Nest’s New ‘Learning Thermostat’ …
… Comes With Enhanced WiFi And Bluetooth Radio
Nest — the biggest name in the nascent smart home industry and a division of Alphabet, Google’s new corporate structure — is finally upgrading the hardware for its “Learning Thermostat.” On Tuesday, the Palo Alto, Calif.-based business announced the third generation version of its Internet-connected thermostat, which markets itself as being able to learn a user’s temperature preferences and living patterns in order to keep them comfortable while also saving them money on their energy bill.
There’s no huge upgrades in the new hardware from the second generation — just lots of slight tweaks and minor improvements. On the surface, the new $250 hardware sports a brighter, larger, high-resolution display (229 pixels per inch). It’s also thinner.
Nest is trumpeting some additional software features in the new thermostat. With the improved display, for example, Nest is introducing what it calls “Farsight” that will make the screen wake up when a user is up to 25 feet away from the thermostat. The screen shows the target temperature or a clock. The new Farsight feature uses the sensors on the front of the thermostat to pick up motion. Not the most exciting update.
But some of the more important updates are all happening inside the device. The WiFi radio is getting an upgrade. The new thermostat runs beefier WiFi on the 5GHz spectrum instead of the 2.4 GHz spectrum used in previous versions of the device. That should improve the connectivity performance of the hardware on increasingly crowded home WiFi networks.
The thermostat also gets the addition of a Bluetooth Low Energy radio, an increasingly popular radio standard found in every smartphone. At first, though, the Bluetooth radio will not be activated in the new thermostat. Instead, Nest is “future proofing” the device. “We believe Bluetooth low energy has some great advantages and we’d love to do something with it in the future,” said Maxime Veron, head of hardware product marketing at Nest.
A Zigbee chip running Thread communication protocol, which Nest created, is also sticking around in the third generation hardware, but still remains unactivated in the thermostats.
There are also now 10 temperature sensors in the new thermostat versus only three in previous version. These additional sensors are all inside the thermostat to pick up the temperature in the product. Nest can correct for the temperature inside the device to more accurately pick up the temperature in the area surrounding the thermostat. It makes the thermostat much much accurate over previous versions, said Veron. Veron claimed the new thermostat can detect the accurate temperature 99% of the time — he wouldn’t say what kind of accuracy previous versions of the thermostat got.

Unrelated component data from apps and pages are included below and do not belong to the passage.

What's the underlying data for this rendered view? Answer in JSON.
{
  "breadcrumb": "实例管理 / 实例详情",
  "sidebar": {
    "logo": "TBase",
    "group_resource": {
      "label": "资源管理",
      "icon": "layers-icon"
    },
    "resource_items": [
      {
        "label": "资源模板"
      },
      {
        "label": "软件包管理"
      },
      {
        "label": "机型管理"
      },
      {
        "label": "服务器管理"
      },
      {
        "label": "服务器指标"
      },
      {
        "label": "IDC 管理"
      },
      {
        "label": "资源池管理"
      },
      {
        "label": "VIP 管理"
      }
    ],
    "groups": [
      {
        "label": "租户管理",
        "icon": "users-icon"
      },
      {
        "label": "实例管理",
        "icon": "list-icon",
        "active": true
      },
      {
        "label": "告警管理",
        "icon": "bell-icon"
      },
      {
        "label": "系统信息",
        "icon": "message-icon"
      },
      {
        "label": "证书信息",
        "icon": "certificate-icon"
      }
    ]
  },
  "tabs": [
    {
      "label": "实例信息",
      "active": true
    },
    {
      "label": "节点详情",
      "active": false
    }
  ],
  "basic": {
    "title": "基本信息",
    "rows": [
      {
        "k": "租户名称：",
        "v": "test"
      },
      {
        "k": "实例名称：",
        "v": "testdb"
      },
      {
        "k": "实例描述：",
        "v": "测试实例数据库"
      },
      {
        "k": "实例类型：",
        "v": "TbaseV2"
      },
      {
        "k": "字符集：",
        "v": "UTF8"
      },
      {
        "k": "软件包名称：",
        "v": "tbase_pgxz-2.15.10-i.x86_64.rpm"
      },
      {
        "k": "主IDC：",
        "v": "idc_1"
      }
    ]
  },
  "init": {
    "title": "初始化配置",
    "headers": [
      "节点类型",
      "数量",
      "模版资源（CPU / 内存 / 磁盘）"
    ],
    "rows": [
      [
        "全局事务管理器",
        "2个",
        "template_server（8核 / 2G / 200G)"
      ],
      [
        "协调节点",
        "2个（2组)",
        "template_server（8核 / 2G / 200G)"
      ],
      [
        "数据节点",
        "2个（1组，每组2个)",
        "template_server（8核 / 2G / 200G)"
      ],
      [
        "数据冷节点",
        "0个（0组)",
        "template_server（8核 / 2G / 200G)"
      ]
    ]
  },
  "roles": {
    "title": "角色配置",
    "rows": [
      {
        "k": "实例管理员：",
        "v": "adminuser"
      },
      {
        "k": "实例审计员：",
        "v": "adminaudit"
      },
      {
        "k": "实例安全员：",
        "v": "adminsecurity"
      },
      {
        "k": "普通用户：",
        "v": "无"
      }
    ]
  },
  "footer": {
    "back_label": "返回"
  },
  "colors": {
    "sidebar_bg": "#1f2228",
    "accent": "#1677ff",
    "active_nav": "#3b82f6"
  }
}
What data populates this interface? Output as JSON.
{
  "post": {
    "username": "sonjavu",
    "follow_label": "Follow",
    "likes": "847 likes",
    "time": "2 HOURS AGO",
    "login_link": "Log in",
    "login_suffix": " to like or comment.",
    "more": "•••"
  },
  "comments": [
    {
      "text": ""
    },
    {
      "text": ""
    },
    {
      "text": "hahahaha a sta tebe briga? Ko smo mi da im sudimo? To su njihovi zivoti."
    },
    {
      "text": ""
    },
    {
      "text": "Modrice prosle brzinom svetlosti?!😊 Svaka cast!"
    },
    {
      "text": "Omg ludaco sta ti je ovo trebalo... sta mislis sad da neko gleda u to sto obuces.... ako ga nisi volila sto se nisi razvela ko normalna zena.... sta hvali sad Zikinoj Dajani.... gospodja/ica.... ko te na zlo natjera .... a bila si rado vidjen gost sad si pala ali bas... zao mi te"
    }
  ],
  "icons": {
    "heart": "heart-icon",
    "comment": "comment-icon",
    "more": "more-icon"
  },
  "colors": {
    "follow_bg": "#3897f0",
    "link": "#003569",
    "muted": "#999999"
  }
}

In terms of upgrades, that’s mostly it for the third-generation hardware as far as I can tell. As with many of these Internet-connected products invading the market, many of the functions and additional features will appear later through software upgrades.
It had been a while since the last hardware update of the thermostat – the second generation version of the thermostat came out in 2012. It’s strange Nest didn’t launch this new thermostat in June when it announced a refresh of two of its other hardware products: the Nest Cam, a WiFi-connected security camera, and the second generation Nest Protect, its smoke and carbon monoxide alarm. Veron said the company had been working on the new thermostat for the past year.
Available on Tuesday, the new hardware doesn’t look like it will being sold in the Apple Store, where previous versions of the thermostat were sold until recently, as I was the first to report last month. So far, the third generation thermostat hardware will be sold online and at some physical retail: Best Buy, Google Store, Lowe’s, The Home Depot HD -1.50%, Sam’s Club, Target and Verizon stores. Nest will also be getting the thermostat out through partnerships with various utilities, energy companies and other enterprises: Southern Company, Direct Energy, SunEdison, Infinite Energy, Reliant and ADT ADT -3.23%. Through these partnerships, some people will either be getting a free Nest thermostat or a discounted thermostat.
Nest is facing a number of strong competitors in the Internet-connected thermostat category, including the ecobee3, which took its place in the Apple Store and is a certified HomeKit product, Apple’s recent smart home communication protocol for syncing up devices in iOS.
Since Nest was acquired by Google in January 2014 for $3.2 billion in cash, the company has been relatively quiet outside of a half a billion dollar acquisition of the WiFi-based security camera company, Dropcam. Still, the company does seem to be more open about touting some of its success. In Nest’s marketing materials, it’s starting to reference that the number of homes out there with Nest devices to be in the ”millions.”